Material evidences

The "proofs" that Mr. Tiep found on the Tau Mount.

Before getting Binh Thuan authorities’ permission to explore in the eastern Tau mountain, Tiep and his assistants showed many material evidences, which Tiep said that he had collected from surveys on Tau Mount.

With negligible information, Tiep has pursued the so-called “The treasure on Tau Mountain” for over five decades. He has spent his life and hundreds of taels of gold (equivalent to millions of USD) to only one job: searching for the treasure. Despite failure, the old man has not lost his heart for this job. His trust on the treasure on Tau Mountain is also burning.

“These antiques are undeniable proofs of the presence of the treasure on the Tau Mountain,” Tiep insisted, showing an old Japanese sword and sheath, a 10,000 yen coin, a broken metal-made pipe, two black dragon logos, and some other things.

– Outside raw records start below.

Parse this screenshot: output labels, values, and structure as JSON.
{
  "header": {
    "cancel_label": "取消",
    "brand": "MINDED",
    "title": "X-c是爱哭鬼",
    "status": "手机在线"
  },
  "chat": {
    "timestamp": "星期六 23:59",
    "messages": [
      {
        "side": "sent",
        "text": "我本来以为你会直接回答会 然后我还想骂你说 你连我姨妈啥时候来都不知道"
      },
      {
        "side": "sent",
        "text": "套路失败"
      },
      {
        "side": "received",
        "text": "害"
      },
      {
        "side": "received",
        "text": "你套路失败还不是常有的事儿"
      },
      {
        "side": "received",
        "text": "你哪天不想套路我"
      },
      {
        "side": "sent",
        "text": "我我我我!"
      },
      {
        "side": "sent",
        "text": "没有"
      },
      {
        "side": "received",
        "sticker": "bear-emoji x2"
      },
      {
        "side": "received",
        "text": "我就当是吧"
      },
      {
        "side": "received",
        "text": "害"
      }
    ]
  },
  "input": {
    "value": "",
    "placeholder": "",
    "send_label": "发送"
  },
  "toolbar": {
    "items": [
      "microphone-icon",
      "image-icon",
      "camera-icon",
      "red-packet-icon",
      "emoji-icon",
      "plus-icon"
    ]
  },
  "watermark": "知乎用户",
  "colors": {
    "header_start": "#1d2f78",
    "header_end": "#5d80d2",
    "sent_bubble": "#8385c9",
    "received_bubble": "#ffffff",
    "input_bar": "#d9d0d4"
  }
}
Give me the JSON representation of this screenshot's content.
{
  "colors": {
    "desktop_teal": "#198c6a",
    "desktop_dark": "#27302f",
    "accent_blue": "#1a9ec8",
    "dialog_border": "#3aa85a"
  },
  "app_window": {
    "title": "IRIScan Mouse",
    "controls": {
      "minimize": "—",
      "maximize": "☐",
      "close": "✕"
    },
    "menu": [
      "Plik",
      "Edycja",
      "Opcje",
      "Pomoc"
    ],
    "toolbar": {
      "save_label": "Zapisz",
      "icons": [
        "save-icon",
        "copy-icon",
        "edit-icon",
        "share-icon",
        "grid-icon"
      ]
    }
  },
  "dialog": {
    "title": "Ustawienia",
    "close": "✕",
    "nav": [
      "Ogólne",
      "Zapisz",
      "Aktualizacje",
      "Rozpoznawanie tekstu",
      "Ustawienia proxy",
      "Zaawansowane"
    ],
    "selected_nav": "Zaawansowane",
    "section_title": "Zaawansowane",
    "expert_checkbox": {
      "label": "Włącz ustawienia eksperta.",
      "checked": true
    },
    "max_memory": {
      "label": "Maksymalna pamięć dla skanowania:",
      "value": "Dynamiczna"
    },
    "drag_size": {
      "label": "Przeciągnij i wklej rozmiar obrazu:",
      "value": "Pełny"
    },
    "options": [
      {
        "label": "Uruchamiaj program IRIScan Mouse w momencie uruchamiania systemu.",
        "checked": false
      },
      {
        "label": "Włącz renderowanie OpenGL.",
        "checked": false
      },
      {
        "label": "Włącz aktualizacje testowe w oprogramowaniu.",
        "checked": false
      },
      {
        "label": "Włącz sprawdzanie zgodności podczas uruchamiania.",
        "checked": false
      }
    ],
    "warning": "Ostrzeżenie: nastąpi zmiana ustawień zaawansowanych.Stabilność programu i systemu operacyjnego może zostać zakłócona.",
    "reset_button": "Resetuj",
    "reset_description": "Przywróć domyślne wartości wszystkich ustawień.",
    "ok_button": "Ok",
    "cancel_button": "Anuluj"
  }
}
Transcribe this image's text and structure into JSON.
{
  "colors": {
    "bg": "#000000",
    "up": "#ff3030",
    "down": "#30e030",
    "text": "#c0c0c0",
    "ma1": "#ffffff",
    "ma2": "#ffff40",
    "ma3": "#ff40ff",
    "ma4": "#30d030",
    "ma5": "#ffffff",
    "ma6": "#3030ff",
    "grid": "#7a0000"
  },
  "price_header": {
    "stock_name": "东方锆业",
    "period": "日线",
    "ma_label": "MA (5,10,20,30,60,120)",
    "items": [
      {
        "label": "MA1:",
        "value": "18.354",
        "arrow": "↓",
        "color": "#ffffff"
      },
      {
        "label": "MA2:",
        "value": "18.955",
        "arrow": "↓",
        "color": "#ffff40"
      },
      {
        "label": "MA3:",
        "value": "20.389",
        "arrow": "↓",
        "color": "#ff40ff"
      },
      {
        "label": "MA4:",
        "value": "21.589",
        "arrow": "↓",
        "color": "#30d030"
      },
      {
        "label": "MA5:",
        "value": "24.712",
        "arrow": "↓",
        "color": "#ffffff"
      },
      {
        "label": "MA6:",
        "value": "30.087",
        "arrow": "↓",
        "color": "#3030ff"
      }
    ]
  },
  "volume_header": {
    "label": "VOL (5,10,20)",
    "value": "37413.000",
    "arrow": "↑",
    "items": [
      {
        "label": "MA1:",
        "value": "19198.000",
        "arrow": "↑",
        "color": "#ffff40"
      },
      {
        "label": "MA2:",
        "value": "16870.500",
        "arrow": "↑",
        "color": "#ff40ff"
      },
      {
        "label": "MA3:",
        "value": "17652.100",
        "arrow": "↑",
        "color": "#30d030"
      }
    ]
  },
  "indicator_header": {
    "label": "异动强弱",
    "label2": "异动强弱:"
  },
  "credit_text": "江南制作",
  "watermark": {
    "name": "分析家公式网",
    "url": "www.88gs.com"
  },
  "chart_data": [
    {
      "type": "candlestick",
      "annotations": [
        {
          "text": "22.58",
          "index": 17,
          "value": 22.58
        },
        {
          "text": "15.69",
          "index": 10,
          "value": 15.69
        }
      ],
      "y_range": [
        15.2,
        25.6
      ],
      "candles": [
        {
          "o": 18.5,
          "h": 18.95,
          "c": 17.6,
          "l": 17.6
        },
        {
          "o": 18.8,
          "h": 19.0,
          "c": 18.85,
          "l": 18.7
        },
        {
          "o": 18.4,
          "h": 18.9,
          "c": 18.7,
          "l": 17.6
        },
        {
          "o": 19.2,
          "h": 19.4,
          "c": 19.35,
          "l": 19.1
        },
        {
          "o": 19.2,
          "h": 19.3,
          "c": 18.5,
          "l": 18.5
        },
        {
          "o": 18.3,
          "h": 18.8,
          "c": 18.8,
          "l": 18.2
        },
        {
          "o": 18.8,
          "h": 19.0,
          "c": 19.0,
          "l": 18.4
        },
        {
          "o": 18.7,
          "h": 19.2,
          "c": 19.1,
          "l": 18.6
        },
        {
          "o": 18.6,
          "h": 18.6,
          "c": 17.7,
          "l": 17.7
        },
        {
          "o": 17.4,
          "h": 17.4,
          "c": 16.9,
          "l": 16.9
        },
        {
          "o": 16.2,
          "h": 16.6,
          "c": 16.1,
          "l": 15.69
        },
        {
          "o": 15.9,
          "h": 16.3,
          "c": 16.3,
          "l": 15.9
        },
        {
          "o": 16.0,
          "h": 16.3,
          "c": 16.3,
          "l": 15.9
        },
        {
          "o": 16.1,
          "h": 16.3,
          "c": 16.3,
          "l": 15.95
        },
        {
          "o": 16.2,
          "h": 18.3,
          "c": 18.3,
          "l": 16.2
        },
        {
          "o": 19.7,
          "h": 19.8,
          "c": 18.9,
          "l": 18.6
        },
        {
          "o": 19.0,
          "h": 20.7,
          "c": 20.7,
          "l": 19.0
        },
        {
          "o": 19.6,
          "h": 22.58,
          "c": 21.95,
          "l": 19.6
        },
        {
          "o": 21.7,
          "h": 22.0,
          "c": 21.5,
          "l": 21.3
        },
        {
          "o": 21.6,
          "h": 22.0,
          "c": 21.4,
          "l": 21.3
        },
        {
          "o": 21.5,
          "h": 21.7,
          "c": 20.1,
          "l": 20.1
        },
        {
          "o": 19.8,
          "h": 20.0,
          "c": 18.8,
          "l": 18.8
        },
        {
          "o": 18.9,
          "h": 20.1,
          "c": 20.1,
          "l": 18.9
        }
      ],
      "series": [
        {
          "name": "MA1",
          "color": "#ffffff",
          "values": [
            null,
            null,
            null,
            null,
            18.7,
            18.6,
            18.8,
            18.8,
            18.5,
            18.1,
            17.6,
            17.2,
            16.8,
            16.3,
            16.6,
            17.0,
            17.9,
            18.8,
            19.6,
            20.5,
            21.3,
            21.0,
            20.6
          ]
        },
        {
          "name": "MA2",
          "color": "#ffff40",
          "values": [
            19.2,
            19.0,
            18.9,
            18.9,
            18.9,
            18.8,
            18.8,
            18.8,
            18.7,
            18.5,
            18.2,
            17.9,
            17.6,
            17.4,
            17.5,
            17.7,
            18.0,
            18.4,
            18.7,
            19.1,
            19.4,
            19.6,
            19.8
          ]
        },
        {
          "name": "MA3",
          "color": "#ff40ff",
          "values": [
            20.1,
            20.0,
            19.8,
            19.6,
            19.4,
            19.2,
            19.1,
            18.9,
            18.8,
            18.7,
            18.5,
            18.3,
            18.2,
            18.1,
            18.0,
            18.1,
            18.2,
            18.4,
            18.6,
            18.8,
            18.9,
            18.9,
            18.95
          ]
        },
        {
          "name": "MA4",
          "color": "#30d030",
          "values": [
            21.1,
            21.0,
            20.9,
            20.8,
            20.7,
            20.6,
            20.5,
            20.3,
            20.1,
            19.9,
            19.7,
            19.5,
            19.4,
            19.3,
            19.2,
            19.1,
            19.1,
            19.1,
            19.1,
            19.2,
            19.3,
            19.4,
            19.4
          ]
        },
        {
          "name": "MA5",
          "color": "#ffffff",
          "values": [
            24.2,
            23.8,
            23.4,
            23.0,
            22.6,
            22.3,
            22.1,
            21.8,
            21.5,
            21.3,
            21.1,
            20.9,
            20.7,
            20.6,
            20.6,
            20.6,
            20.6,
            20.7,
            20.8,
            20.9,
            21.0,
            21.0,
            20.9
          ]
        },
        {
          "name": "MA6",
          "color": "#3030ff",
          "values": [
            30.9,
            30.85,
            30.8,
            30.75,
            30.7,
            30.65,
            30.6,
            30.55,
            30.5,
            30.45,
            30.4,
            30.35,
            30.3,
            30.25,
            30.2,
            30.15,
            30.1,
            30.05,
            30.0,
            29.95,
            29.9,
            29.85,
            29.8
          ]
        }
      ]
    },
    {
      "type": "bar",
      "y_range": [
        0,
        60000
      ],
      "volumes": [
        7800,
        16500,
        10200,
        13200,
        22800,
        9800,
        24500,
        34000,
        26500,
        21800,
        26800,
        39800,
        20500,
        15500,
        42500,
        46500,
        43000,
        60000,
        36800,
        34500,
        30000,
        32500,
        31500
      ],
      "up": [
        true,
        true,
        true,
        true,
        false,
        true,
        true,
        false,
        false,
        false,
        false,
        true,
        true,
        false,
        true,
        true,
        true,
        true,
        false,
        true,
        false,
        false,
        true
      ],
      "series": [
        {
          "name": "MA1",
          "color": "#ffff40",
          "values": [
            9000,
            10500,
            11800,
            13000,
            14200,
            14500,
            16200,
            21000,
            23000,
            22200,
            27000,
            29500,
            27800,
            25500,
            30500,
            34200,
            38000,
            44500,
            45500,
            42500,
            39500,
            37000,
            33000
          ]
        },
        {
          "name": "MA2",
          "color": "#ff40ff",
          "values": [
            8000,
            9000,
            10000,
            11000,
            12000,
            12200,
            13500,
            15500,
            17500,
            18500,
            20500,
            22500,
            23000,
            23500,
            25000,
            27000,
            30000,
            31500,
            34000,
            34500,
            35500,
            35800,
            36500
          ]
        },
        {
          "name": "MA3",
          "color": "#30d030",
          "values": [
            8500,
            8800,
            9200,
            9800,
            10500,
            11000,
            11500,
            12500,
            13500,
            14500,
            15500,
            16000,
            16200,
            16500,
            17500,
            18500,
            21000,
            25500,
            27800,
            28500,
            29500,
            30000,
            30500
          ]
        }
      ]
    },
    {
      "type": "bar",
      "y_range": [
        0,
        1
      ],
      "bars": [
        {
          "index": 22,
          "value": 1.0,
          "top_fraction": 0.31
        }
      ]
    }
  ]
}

For the first time, he disclosed a map of the “treasure”. Tiep said that only he and the top official of Binh Thuan province could see the map.

The trust on the treasure was strongly enhanced on the 97-year-old man when some local people gave him some more information: men who worked as coolies for the Japanese army told their descendants that before withdrawing, Japanese had hidden gold in cellars in the Tau Mountain.

10 years on Tau Mount

On October 16, 1993, Binh Thuan province’s Chairman Dang Van Hai licensed Tie to “search for metal” on Tau Mountain. Tiep hired a geological engineer named Hoang Van Truong, who is also a “telepath” from the northern province of Phu Tho to help him find gold.

Since early 1994, Tiep hired bulldozers and excavators to explore the eastern part of Tau Mountain. After three months using mechanical vehicles, Tiep thought that he “approached” the cellar door.

After digging 3m deep into the rock, workers reported to him about the cellar door of 24m in width, and 80m in length, made by rock. Rocks are stuck together by a layer of lime. The information was similar to the information that he got in 1969. According to Tiep, the treasure is possibly 40m deep under the eastern rock layer of Tau Mountain.

To approach the treasure, Tiep paid billion of dong to hire workers and equipment to dig the mountain from 1993 to 2003.

Tiep has become very familiar to local people. They call him “The son of Tau Mount.”

However, the man has not found out the treasure yet.